Ms K Masiteng informed the Committee that regarding the definition of a job the labour force survey (LFS) was being reworked. She however highlighted the difficulties of separating non- market and market activities as a job. Moreover, regarding the definition of poverty she confirmed that this was a contested term. She stated it was a multidimensional phenomenon that looked at one’s quality of life and level of deprivation. She said that there was a need for a robust definition as Stats SA could only measure, but could not set its own definitions. She indicated that it would be valuable to have poverty lines or thresholds.
Mr Y Bhamjee (ANC) congratulated Mr Lehohla for a very enlightening and interesting presentation. He congratulated the Department for having overcome the challenges of the past. He stated however, that there was a need for a workshop on the underlying philosophy behind statistics and how they worked. Moreover, he informed the Committee he would have liked to have seen measurable objectives and performance indicators so as to be better suited to perform his oversight role. Moreover, he enquired about the measurement and definition of inequality that characterised South African society. This he related to the notion of all human life having equal worth. He also asked what informed the decision to re-weight the PPI.
Mr Lehohla concurred with Mr Bhamjee on the need for further consultation.
Dr Cassim informed the Committee that the general view worldwide was that poverty was decreasing but that inequality was increasing. He informed the Committee that it was the Income and Expenditure Survey that looked at inequalities. Moreover, Stats SA had focused on and invested a lot of resources in measuring inequality. He attested to the fact that measuring the formal economy was already a huge challenge and that the informal or second economy was more so. The collection and collation of data on the informal economy required massive resource investment and had to be urgently addressed.
Mr Lehohla added that the two surveys run in 2000 and 2005 had given interesting characteristics of the second economy. The results of these were important in relation to intervention.
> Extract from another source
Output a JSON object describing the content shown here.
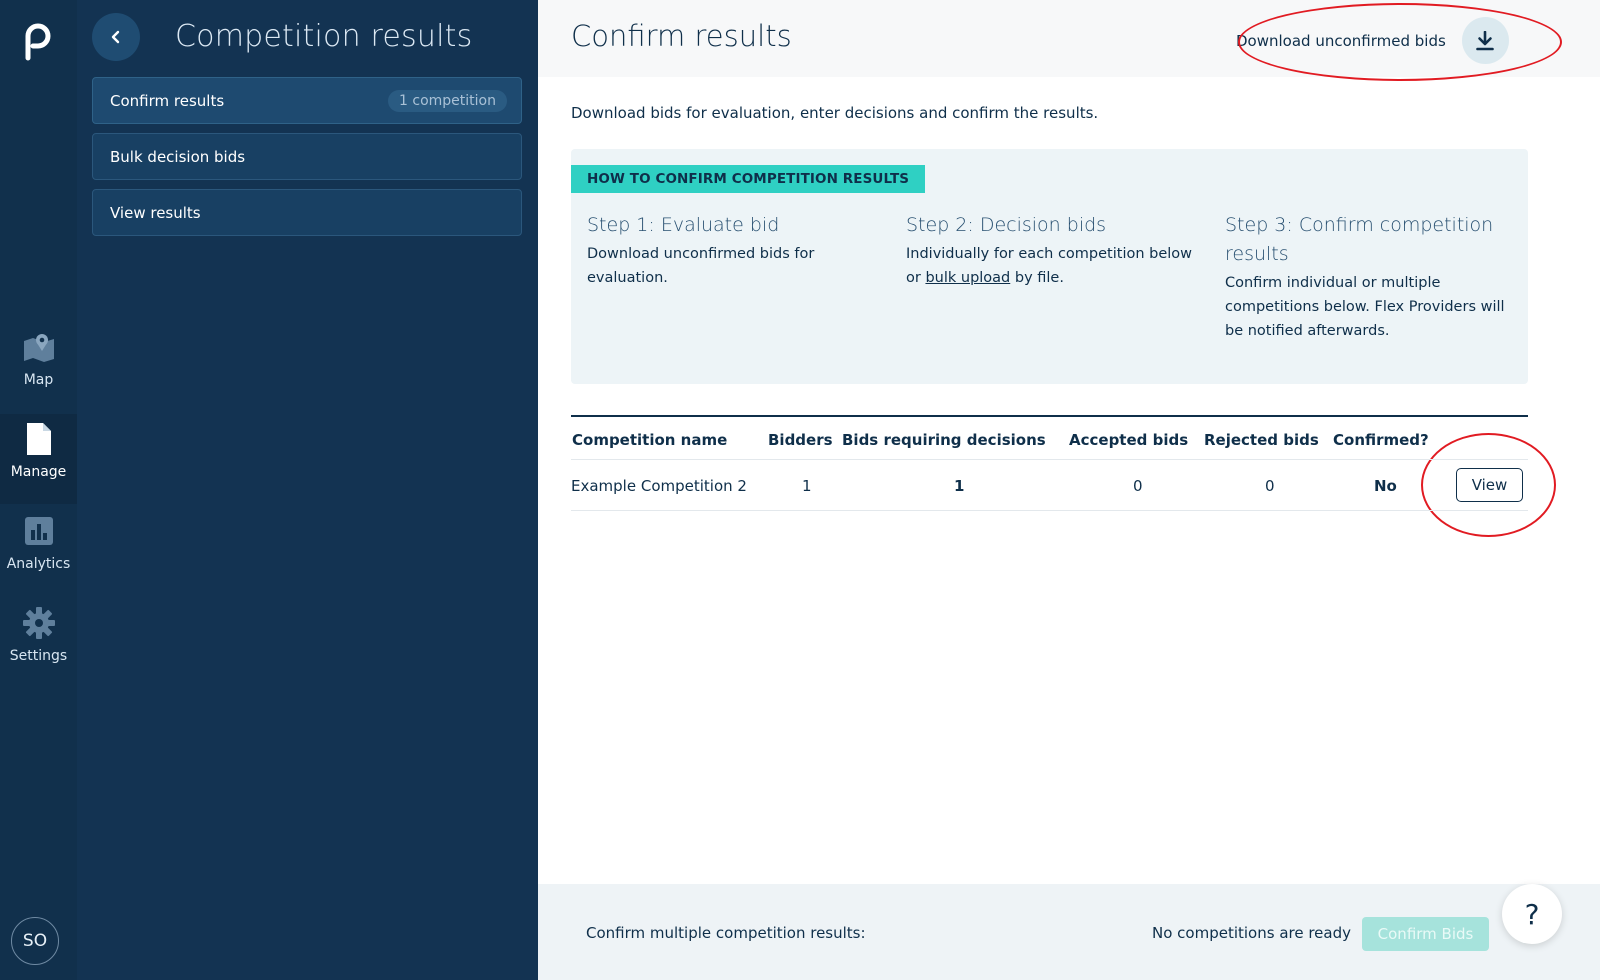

He stated there was no movement between 2000 and 2005, notwithstanding the interventions by government and other stakeholders.
Dr Cassim informed the Committee that the reason for the re-weighting of the PPI was so as to better capture prices that went into production. He indicated that the PPI, as a lead indicator on the CPI, was critical. He said that Stats SA was supposed to have re-weighted the PPI more than 5 years ago, but that owing to its struggle getting good information on products it had postponed this exercise.
Ms Masiteng informed the Committee that when Stats SA measured poverty it also measured inequality. She however indicated that there was a need for a broader definition of inequality that went past the Gini Coefficient.
Mr Bhamjee enquired about the level of coordination between different departments in light of the fact that they each had different figures regarding the number of jobs created and businesses registered.
Dr Jairo Arrow (DDG: Q&I, Stats SA) informed the Committee that a core group of senior officials from Stats SA, the Revenue Service (SARS) and the Department of Trade and Industry (DTI) was looking into this matter.
The Chairperson stated that a time frame was required on the national statistical system and its implementation. He added that the Committee needed to follow this up. He again thanked Stats SA for presenting their work programme in an honest and frank manner and stated he was looking forward to updates on outstanding issues.
The meeting was adjourned.